⟨
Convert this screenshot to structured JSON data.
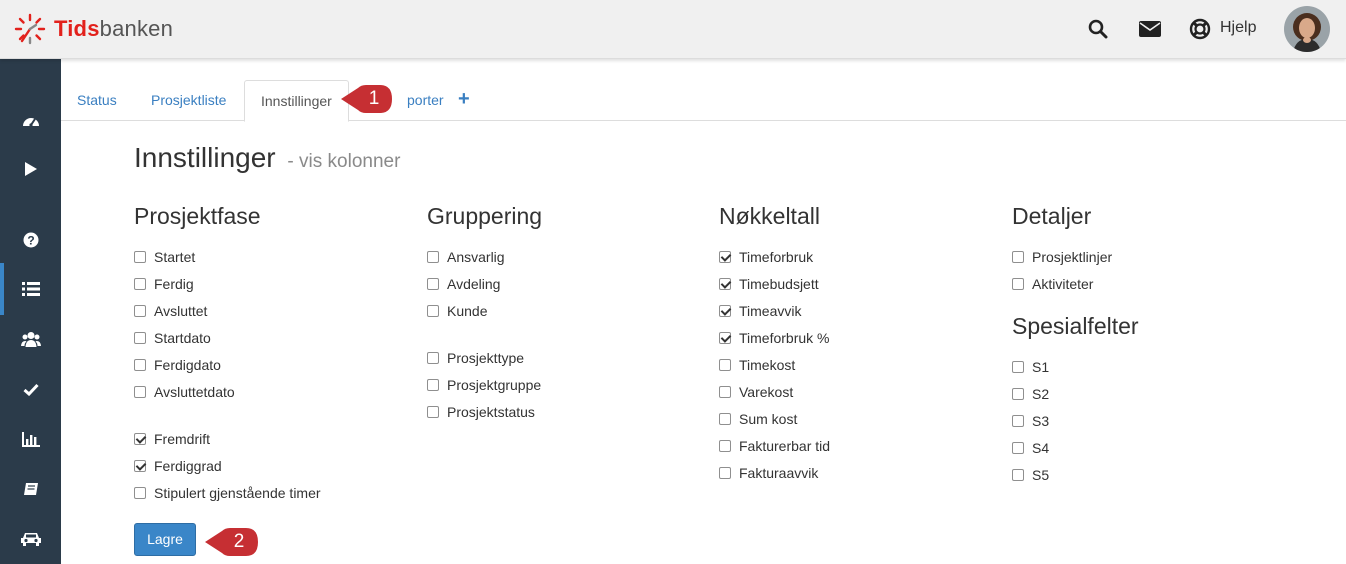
{
  "header": {
    "logo_text_red": "Tids",
    "logo_text_gray": "banken",
    "icons": [
      "search-icon",
      "envelope-icon",
      "life-ring-icon"
    ],
    "help_label": "Hjelp",
    "brand_color": "#e2211c"
  },
  "sidebar": {
    "items": [
      {
        "icon": "dashboard-icon"
      },
      {
        "icon": "play-icon"
      },
      {
        "icon": "question-icon"
      },
      {
        "icon": "list-icon",
        "active": true
      },
      {
        "icon": "users-icon"
      },
      {
        "icon": "check-icon"
      },
      {
        "icon": "bar-chart-icon"
      },
      {
        "icon": "book-icon"
      },
      {
        "icon": "car-icon"
      }
    ],
    "background": "#2b3b4a",
    "active_color": "#3a86c8"
  },
  "tabs": {
    "items": [
      "Status",
      "Prosjektliste",
      "Innstillinger",
      "porter"
    ],
    "active": "Innstillinger",
    "add_icon": "+"
  },
  "callouts": [
    "1",
    "2"
  ],
  "page": {
    "title": "Innstillinger",
    "subtitle": "- vis kolonner"
  },
  "columns": {
    "prosjektfase": {
      "title": "Prosjektfase",
      "items": [
        {
          "label": "Startet",
          "checked": false
        },
        {
          "label": "Ferdig",
          "checked": false
        },
        {
          "label": "Avsluttet",
          "checked": false
        },
        {
          "label": "Startdato",
          "checked": false
        },
        {
          "label": "Ferdigdato",
          "checked": false
        },
        {
          "label": "Avsluttetdato",
          "checked": false
        },
        {
          "label": "Fremdrift",
          "checked": true
        },
        {
          "label": "Ferdiggrad",
          "checked": true
        },
        {
          "label": "Stipulert gjenstående timer",
          "checked": false
        }
      ]
    },
    "gruppering": {
      "title": "Gruppering",
      "items": [
        {
          "label": "Ansvarlig",
          "checked": false
        },
        {
          "label": "Avdeling",
          "checked": false
        },
        {
          "label": "Kunde",
          "checked": false
        },
        {
          "label": "Prosjekttype",
          "checked": false
        },
        {
          "label": "Prosjektgruppe",
          "checked": false
        },
        {
          "label": "Prosjektstatus",
          "checked": false
        }
      ]
    },
    "nokkeltall": {
      "title": "Nøkkeltall",
      "items": [
        {
          "label": "Timeforbruk",
          "checked": true
        },
        {
          "label": "Timebudsjett",
          "checked": true
        },
        {
          "label": "Timeavvik",
          "checked": true
        },
        {
          "label": "Timeforbruk %",
          "checked": true
        },
        {
          "label": "Timekost",
          "checked": false
        },
        {
          "label": "Varekost",
          "checked": false
        },
        {
          "label": "Sum kost",
          "checked": false
        },
        {
          "label": "Fakturerbar tid",
          "checked": false
        },
        {
          "label": "Fakturaavvik",
          "checked": false
        }
      ]
    },
    "detaljer": {
      "title": "Detaljer",
      "items": [
        {
          "label": "Prosjektlinjer",
          "checked": false
        },
        {
          "label": "Aktiviteter",
          "checked": false
        }
      ]
    },
    "spesialfelter": {
      "title": "Spesialfelter",
      "items": [
        {
          "label": "S1",
          "checked": false
        },
        {
          "label": "S2",
          "checked": false
        },
        {
          "label": "S3",
          "checked": false
        },
        {
          "label": "S4",
          "checked": false
        },
        {
          "label": "S5",
          "checked": false
        }
      ]
    }
  },
  "save_label": "Lagre",
  "accent_color": "#3a86c8",
  "callout_color": "#c62f33"
}
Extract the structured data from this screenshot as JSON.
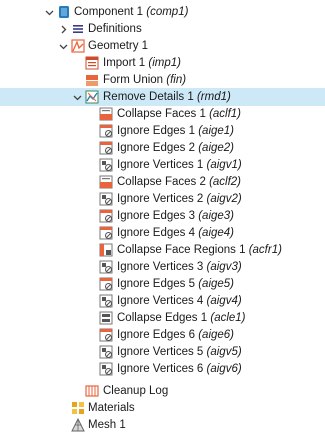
{
  "tree": {
    "component": {
      "label": "Component 1",
      "tag": "(comp1)",
      "icon": "component-icon"
    },
    "definitions": {
      "label": "Definitions",
      "icon": "definitions-icon"
    },
    "geometry": {
      "label": "Geometry 1",
      "icon": "geometry-icon"
    },
    "import": {
      "label": "Import 1",
      "tag": "(imp1)",
      "icon": "import-icon"
    },
    "form_union": {
      "label": "Form Union",
      "tag": "(fin)",
      "icon": "form-union-icon"
    },
    "remove_details": {
      "label": "Remove Details 1",
      "tag": "(rmd1)",
      "icon": "remove-details-icon"
    },
    "children": [
      {
        "label": "Collapse Faces 1",
        "tag": "(aclf1)",
        "icon": "collapse-faces-icon"
      },
      {
        "label": "Ignore Edges 1",
        "tag": "(aige1)",
        "icon": "ignore-edges-icon"
      },
      {
        "label": "Ignore Edges 2",
        "tag": "(aige2)",
        "icon": "ignore-edges-icon"
      },
      {
        "label": "Ignore Vertices 1",
        "tag": "(aigv1)",
        "icon": "ignore-vertices-icon"
      },
      {
        "label": "Collapse Faces 2",
        "tag": "(aclf2)",
        "icon": "collapse-faces-icon"
      },
      {
        "label": "Ignore Vertices 2",
        "tag": "(aigv2)",
        "icon": "ignore-vertices-icon"
      },
      {
        "label": "Ignore Edges 3",
        "tag": "(aige3)",
        "icon": "ignore-edges-icon"
      },
      {
        "label": "Ignore Edges 4",
        "tag": "(aige4)",
        "icon": "ignore-edges-icon"
      },
      {
        "label": "Collapse Face Regions 1",
        "tag": "(acfr1)",
        "icon": "collapse-face-regions-icon"
      },
      {
        "label": "Ignore Vertices 3",
        "tag": "(aigv3)",
        "icon": "ignore-vertices-icon"
      },
      {
        "label": "Ignore Edges 5",
        "tag": "(aige5)",
        "icon": "ignore-edges-icon"
      },
      {
        "label": "Ignore Vertices 4",
        "tag": "(aigv4)",
        "icon": "ignore-vertices-icon"
      },
      {
        "label": "Collapse Edges 1",
        "tag": "(acle1)",
        "icon": "collapse-edges-icon"
      },
      {
        "label": "Ignore Edges 6",
        "tag": "(aige6)",
        "icon": "ignore-edges-icon"
      },
      {
        "label": "Ignore Vertices 5",
        "tag": "(aigv5)",
        "icon": "ignore-vertices-icon"
      },
      {
        "label": "Ignore Vertices 6",
        "tag": "(aigv6)",
        "icon": "ignore-vertices-icon"
      }
    ],
    "cleanup_log": {
      "label": "Cleanup Log",
      "icon": "cleanup-log-icon"
    },
    "materials": {
      "label": "Materials",
      "icon": "materials-icon"
    },
    "mesh": {
      "label": "Mesh 1",
      "icon": "mesh-icon"
    }
  },
  "colors": {
    "selection": "#cde8f7",
    "accent_orange": "#e8643c",
    "accent_blue": "#2a7ab8"
  }
}
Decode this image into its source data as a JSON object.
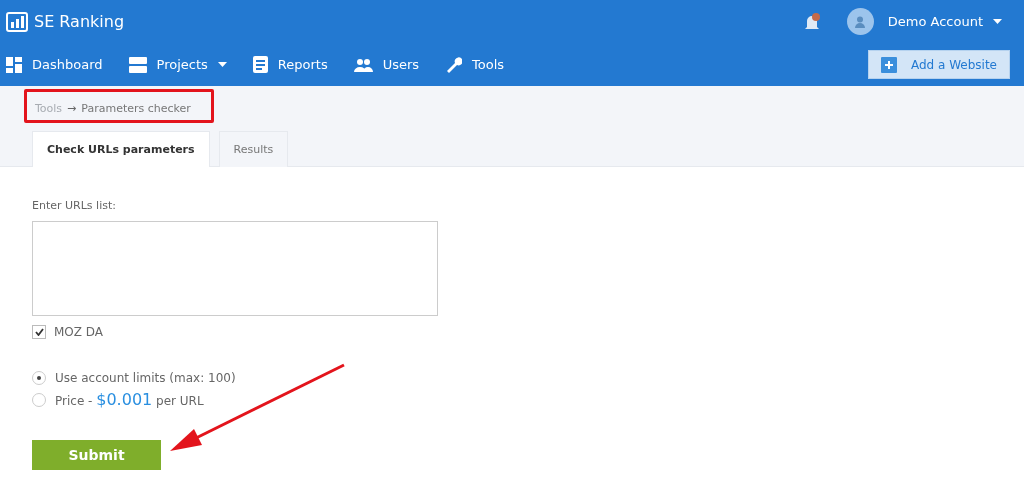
{
  "header": {
    "logo": "SE Ranking",
    "account": "Demo Account",
    "notification": true
  },
  "nav": [
    {
      "label": "Dashboard",
      "dropdown": false
    },
    {
      "label": "Projects",
      "dropdown": true
    },
    {
      "label": "Reports",
      "dropdown": false
    },
    {
      "label": "Users",
      "dropdown": false
    },
    {
      "label": "Tools",
      "dropdown": false
    }
  ],
  "add_website": "Add a Website",
  "breadcrumb": {
    "items": [
      "Tools",
      "Parameters checker"
    ],
    "separator": "→",
    "highlighted": true
  },
  "tabs": [
    {
      "label": "Check URLs parameters",
      "selected": true
    },
    {
      "label": "Results",
      "selected": false
    }
  ],
  "form": {
    "urls_label": "Enter URLs list:",
    "moz_da": {
      "label": "MOZ DA",
      "checked": true
    },
    "options": [
      {
        "kind": "limits",
        "label": "Use account limits (max: 100)",
        "selected": true
      },
      {
        "kind": "price",
        "label": "Price -",
        "price": "$0.001",
        "unit": "per URL",
        "selected": false
      }
    ],
    "submit": "Submit"
  },
  "annotation_arrow": true
}
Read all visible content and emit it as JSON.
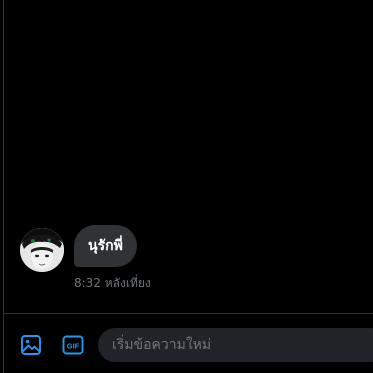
{
  "conversation": {
    "messages": [
      {
        "text": "นุรักพี่",
        "time": "8:32 หลังเที่ยง"
      }
    ]
  },
  "composer": {
    "placeholder": "เริ่มข้อความใหม่",
    "media_icon": "image-icon",
    "gif_icon": "gif-icon",
    "gif_label": "GIF"
  },
  "colors": {
    "background": "#000000",
    "bubble": "#2f3336",
    "accent": "#1d9bf0",
    "muted_text": "#71767b",
    "input_bg": "#202327"
  }
}
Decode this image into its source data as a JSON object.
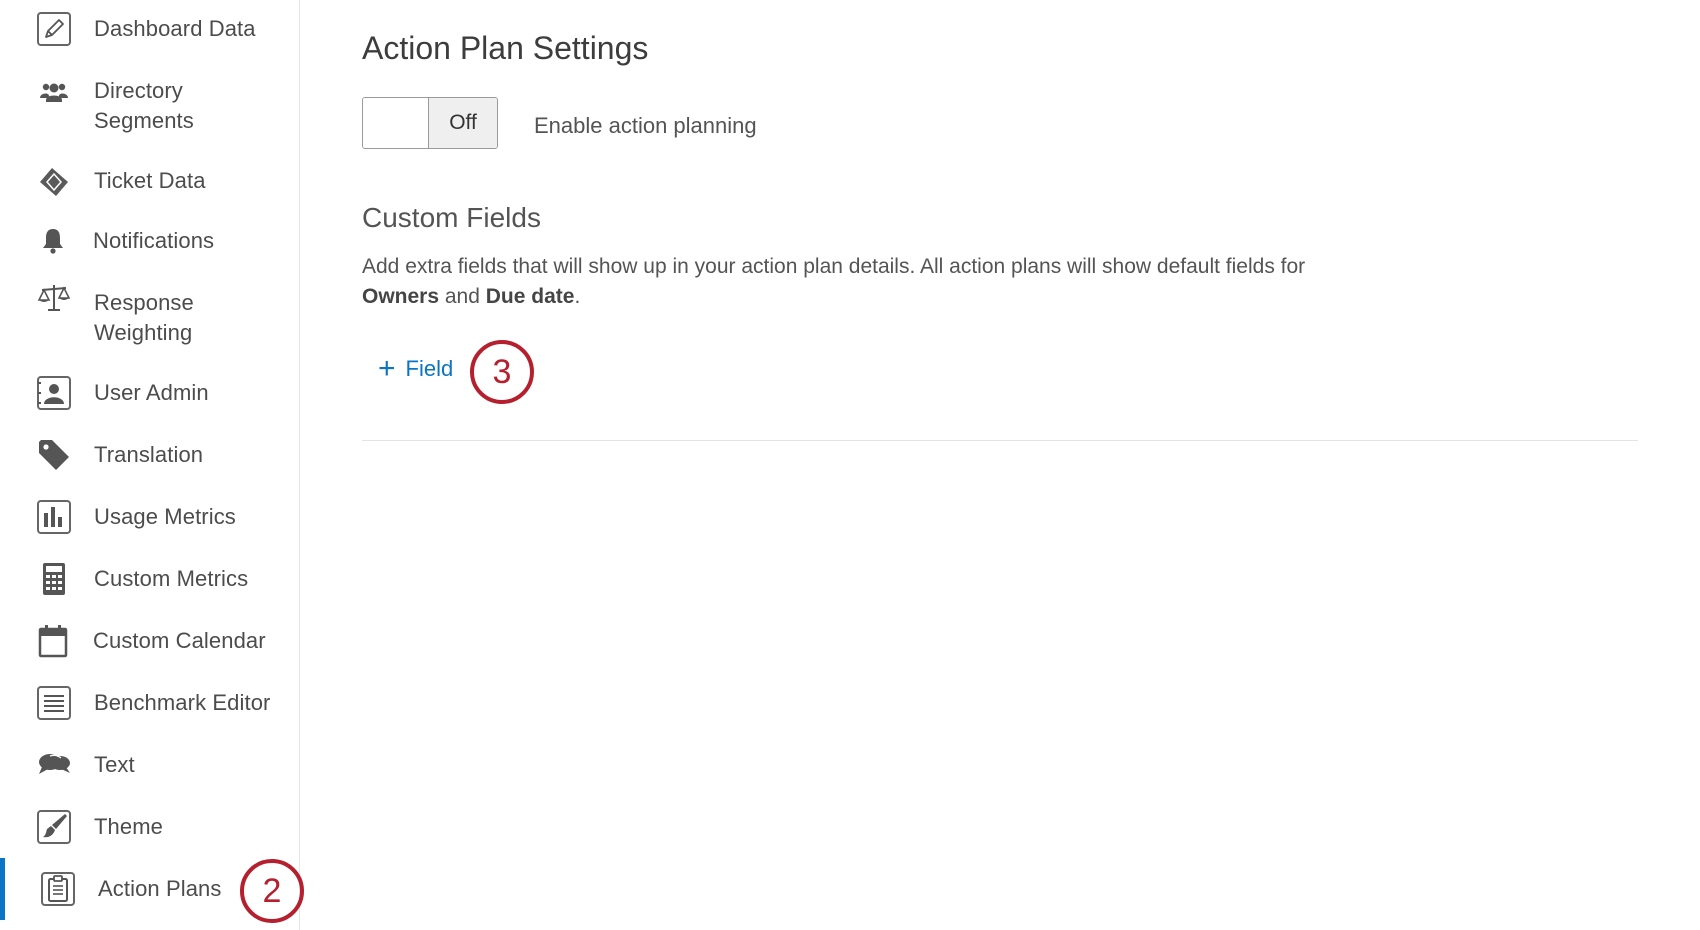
{
  "sidebar": {
    "items": [
      {
        "label": "Dashboard Data",
        "icon": "pencil-edit-icon"
      },
      {
        "label": "Directory\nSegments",
        "icon": "users-group-icon"
      },
      {
        "label": "Ticket Data",
        "icon": "ticket-icon"
      },
      {
        "label": "Notifications",
        "icon": "bell-icon"
      },
      {
        "label": "Response\nWeighting",
        "icon": "scale-icon"
      },
      {
        "label": "User Admin",
        "icon": "user-card-icon"
      },
      {
        "label": "Translation",
        "icon": "tag-icon"
      },
      {
        "label": "Usage Metrics",
        "icon": "bar-chart-icon"
      },
      {
        "label": "Custom Metrics",
        "icon": "calculator-icon"
      },
      {
        "label": "Custom Calendar",
        "icon": "calendar-icon"
      },
      {
        "label": "Benchmark Editor",
        "icon": "list-lines-icon"
      },
      {
        "label": "Text",
        "icon": "speech-bubbles-icon"
      },
      {
        "label": "Theme",
        "icon": "paintbrush-icon"
      },
      {
        "label": "Action Plans",
        "icon": "clipboard-icon",
        "active": true
      }
    ]
  },
  "main": {
    "title": "Action Plan Settings",
    "toggle": {
      "state": "Off",
      "label": "Enable action planning"
    },
    "custom_fields": {
      "title": "Custom Fields",
      "description_prefix": "Add extra fields that will show up in your action plan details. All action plans will show default fields for",
      "owners": "Owners",
      "and": "and",
      "due_date": "Due date",
      "period": ".",
      "add_field_label": "Field",
      "add_field_icon": "plus-icon"
    }
  },
  "callouts": {
    "step2": "2",
    "step3": "3"
  },
  "colors": {
    "accent": "#0b74c4",
    "callout": "#b51f2e",
    "text": "#545454"
  }
}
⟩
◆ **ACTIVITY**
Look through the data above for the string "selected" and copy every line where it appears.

◆ **RESULT OF THE EXERCISE**
      "selected": true
      "selected": false
        "selected": true
        "selected": false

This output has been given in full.